• [The problem]
In the material below, the lines to repeat exactly run from the one containing "Read all visible content and emit it as JSON." to the very last line, both included.
━━━━━━
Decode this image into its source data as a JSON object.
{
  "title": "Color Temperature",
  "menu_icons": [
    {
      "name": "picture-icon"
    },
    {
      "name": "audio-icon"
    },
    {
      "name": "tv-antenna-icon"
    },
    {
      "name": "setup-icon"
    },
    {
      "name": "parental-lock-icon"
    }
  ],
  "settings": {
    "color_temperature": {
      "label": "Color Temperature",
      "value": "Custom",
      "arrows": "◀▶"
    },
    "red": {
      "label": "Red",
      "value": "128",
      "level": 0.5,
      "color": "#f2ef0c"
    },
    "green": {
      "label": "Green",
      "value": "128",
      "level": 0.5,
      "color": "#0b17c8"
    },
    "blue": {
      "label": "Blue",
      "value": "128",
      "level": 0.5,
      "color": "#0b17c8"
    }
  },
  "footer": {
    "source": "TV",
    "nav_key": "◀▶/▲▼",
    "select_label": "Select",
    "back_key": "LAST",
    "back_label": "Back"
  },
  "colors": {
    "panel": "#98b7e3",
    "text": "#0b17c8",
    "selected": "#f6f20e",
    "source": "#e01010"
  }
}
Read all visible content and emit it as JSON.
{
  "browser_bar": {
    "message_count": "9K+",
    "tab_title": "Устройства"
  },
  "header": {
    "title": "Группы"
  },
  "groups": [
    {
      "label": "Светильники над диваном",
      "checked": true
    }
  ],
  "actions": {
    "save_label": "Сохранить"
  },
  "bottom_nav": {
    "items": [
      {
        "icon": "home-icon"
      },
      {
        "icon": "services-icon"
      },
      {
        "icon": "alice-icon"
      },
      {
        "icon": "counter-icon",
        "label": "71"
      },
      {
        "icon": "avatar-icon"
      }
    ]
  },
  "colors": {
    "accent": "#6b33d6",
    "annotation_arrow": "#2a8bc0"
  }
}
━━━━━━
• [Response area]
Read all visible content and emit it as JSON.
{
  "browser_bar": {
    "message_count": "9K+",
    "tab_title": "Устройства"
  },
  "header": {
    "title": "Группы"
  },
  "groups": [
    {
      "label": "Светильники над диваном",
      "checked": true
    }
  ],
  "actions": {
    "save_label": "Сохранить"
  },
  "bottom_nav": {
    "items": [
      {
        "icon": "home-icon"
      },
      {
        "icon": "services-icon"
      },
      {
        "icon": "alice-icon"
      },
      {
        "icon": "counter-icon",
        "label": "71"
      },
      {
        "icon": "avatar-icon"
      }
    ]
  },
  "colors": {
    "accent": "#6b33d6",
    "annotation_arrow": "#2a8bc0"
  }
}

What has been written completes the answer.